EXERCISE: List all the lines in these records that hold "data".

RECORDED INFORMATION:
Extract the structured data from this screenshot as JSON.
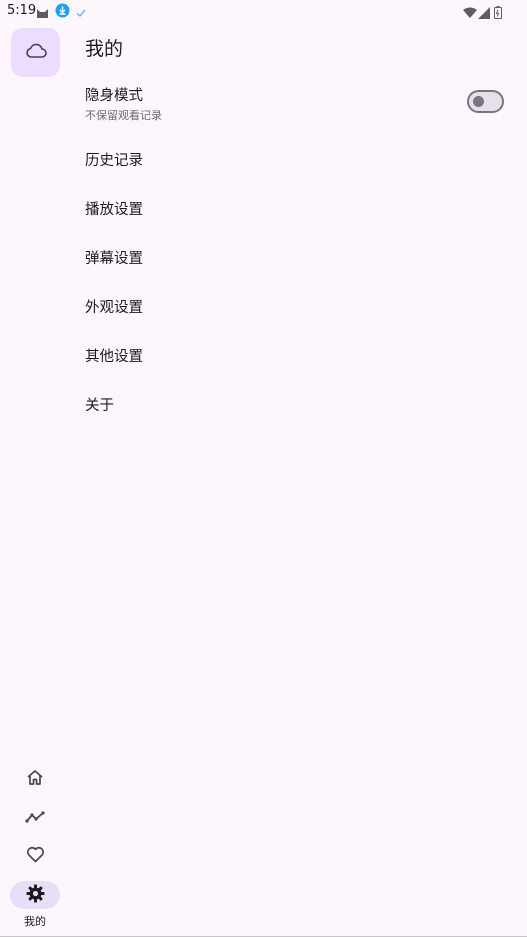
{
  "status_bar": {
    "time": "5:19",
    "icons": [
      "cat-icon",
      "download-icon",
      "check-icon",
      "wifi-icon",
      "signal-icon",
      "battery-icon"
    ]
  },
  "rail": {
    "top_button_icon": "cloud-icon",
    "items": [
      {
        "icon": "home-icon",
        "label": ""
      },
      {
        "icon": "trending-icon",
        "label": ""
      },
      {
        "icon": "heart-icon",
        "label": ""
      },
      {
        "icon": "settings-icon",
        "label": "我的",
        "active": true
      }
    ]
  },
  "main": {
    "title": "我的",
    "incognito": {
      "label": "隐身模式",
      "sublabel": "不保留观看记录",
      "enabled": false
    },
    "menu": [
      {
        "label": "历史记录"
      },
      {
        "label": "播放设置"
      },
      {
        "label": "弹幕设置"
      },
      {
        "label": "外观设置"
      },
      {
        "label": "其他设置"
      },
      {
        "label": "关于"
      }
    ]
  },
  "colors": {
    "background": "#fdf7fd",
    "accent_container": "#eaddff",
    "rail_active": "#e8def8",
    "outline": "#79747e"
  }
}
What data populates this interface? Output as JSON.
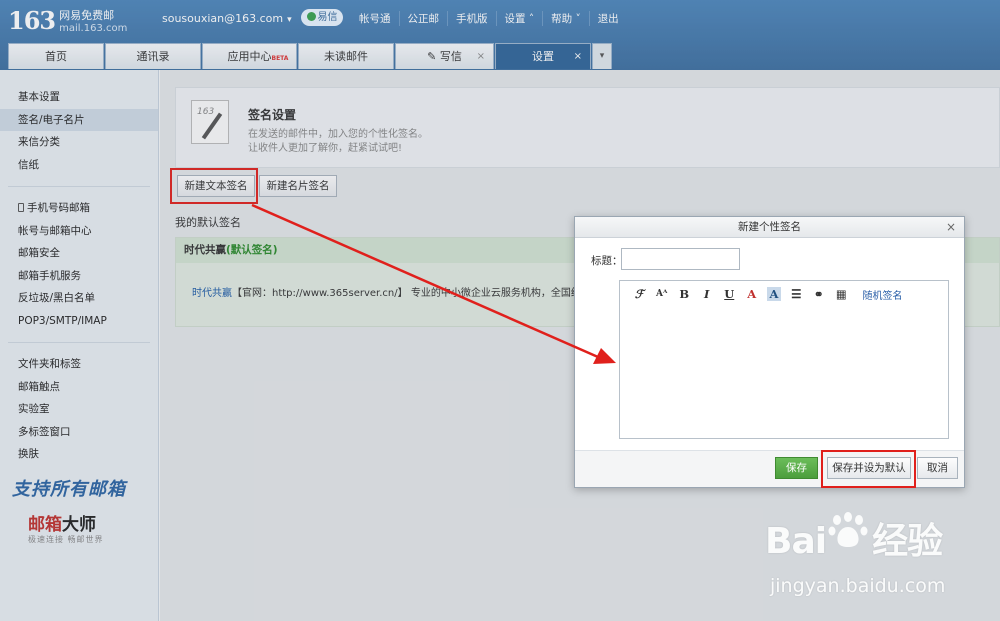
{
  "header": {
    "logo_number": "163",
    "logo_name": "网易免费邮",
    "logo_domain": "mail.163.com",
    "account": "sousouxian@163.com",
    "yixin": "易信",
    "links": [
      "帐号通",
      "公正邮",
      "手机版",
      "设置",
      "帮助",
      "退出"
    ]
  },
  "tabs": [
    {
      "label": "首页"
    },
    {
      "label": "通讯录"
    },
    {
      "label": "应用中心",
      "badge": "BETA"
    },
    {
      "label": "未读邮件"
    },
    {
      "label": "写信"
    },
    {
      "label": "设置"
    }
  ],
  "sidebar": {
    "group1": [
      "基本设置",
      "签名/电子名片",
      "来信分类",
      "信纸"
    ],
    "group2": [
      "手机号码邮箱",
      "帐号与邮箱中心",
      "邮箱安全",
      "邮箱手机服务",
      "反垃圾/黑白名单",
      "POP3/SMTP/IMAP"
    ],
    "group3": [
      "文件夹和标签",
      "邮箱触点",
      "实验室",
      "多标签窗口",
      "换肤"
    ],
    "promo_line1": "支持所有邮箱",
    "promo_brand_a": "邮箱",
    "promo_brand_b": "大师",
    "promo_tagline": "极速连接 畅邮世界"
  },
  "main": {
    "sig_title": "签名设置",
    "sig_desc1": "在发送的邮件中，加入您的个性化签名。",
    "sig_desc2": "让收件人更加了解你，赶紧试试吧!",
    "btn_new_text": "新建文本签名",
    "btn_new_card": "新建名片签名",
    "default_label": "我的默认签名",
    "panel_name": "时代共赢",
    "panel_default": "(默认签名)",
    "panel_body_company": "时代共赢",
    "panel_body_rest": "【官网：http://www.365server.cn/】 专业的中小微企业云服务机构，全国统一免费"
  },
  "dialog": {
    "title": "新建个性签名",
    "title_label": "标题：",
    "title_value": "",
    "toolbar": [
      "字体",
      "字号",
      "B",
      "I",
      "U",
      "A",
      "A",
      "对齐",
      "链接",
      "图片"
    ],
    "random_sig": "随机签名",
    "btn_save": "保存",
    "btn_save_default": "保存并设为默认",
    "btn_cancel": "取消"
  },
  "watermark": {
    "brand": "Bai",
    "brand_tail": "经验",
    "url": "jingyan.baidu.com"
  }
}
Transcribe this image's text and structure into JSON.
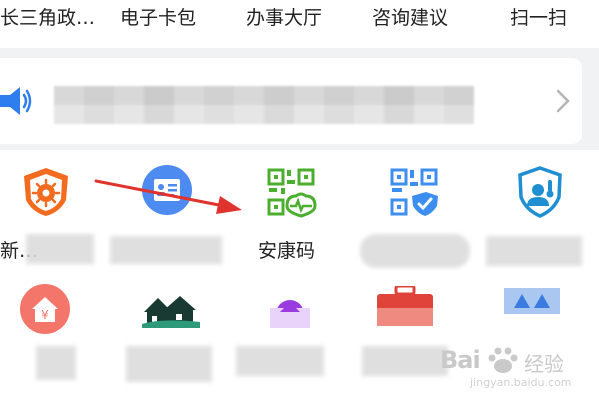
{
  "top_tabs": [
    {
      "label": "长三角政…"
    },
    {
      "label": "电子卡包"
    },
    {
      "label": "办事大厅"
    },
    {
      "label": "咨询建议"
    },
    {
      "label": "扫一扫"
    }
  ],
  "notice": {
    "icon": "speaker-icon",
    "chevron": "chevron-right-icon"
  },
  "services_row1": [
    {
      "label": "新…",
      "icon": "virus-shield-icon",
      "color": "#f26b1f"
    },
    {
      "label": "",
      "icon": "id-card-icon",
      "color": "#4d8bf0"
    },
    {
      "label": "安康码",
      "icon": "health-qr-icon",
      "color": "#4cae2e"
    },
    {
      "label": "",
      "icon": "qr-heart-shield-icon",
      "color": "#3c8ff0"
    },
    {
      "label": "",
      "icon": "temperature-shield-icon",
      "color": "#1f8fd1"
    }
  ],
  "services_row2": [
    {
      "icon": "house-yuan-icon",
      "color": "#f26b5b"
    },
    {
      "icon": "houses-icon",
      "color": "#1f6a5a"
    },
    {
      "icon": "purple-badge-icon",
      "color": "#9b3ce0"
    },
    {
      "icon": "briefcase-icon",
      "color": "#e0433a"
    },
    {
      "icon": "banner-icon",
      "color": "#3b7be0"
    }
  ],
  "watermark": {
    "brand": "Bai",
    "brand_cn": "经验",
    "url": "jingyan.baidu.com"
  },
  "annotation": {
    "arrow_color": "#e0332d"
  }
}
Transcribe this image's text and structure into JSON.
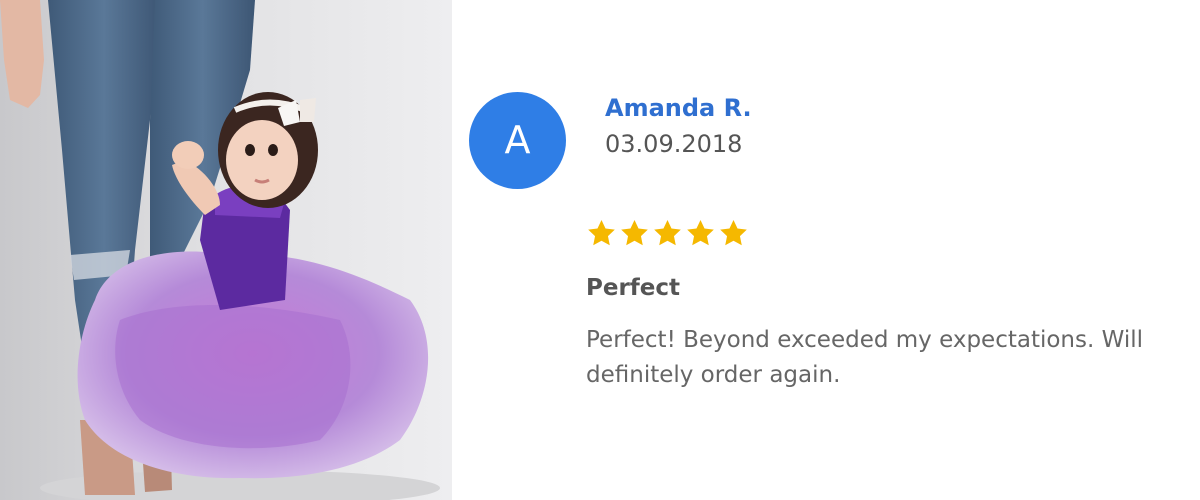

WRITTEN ANSWER:
Extract the structured data from this screenshot as JSON.
What data populates this interface? Output as JSON.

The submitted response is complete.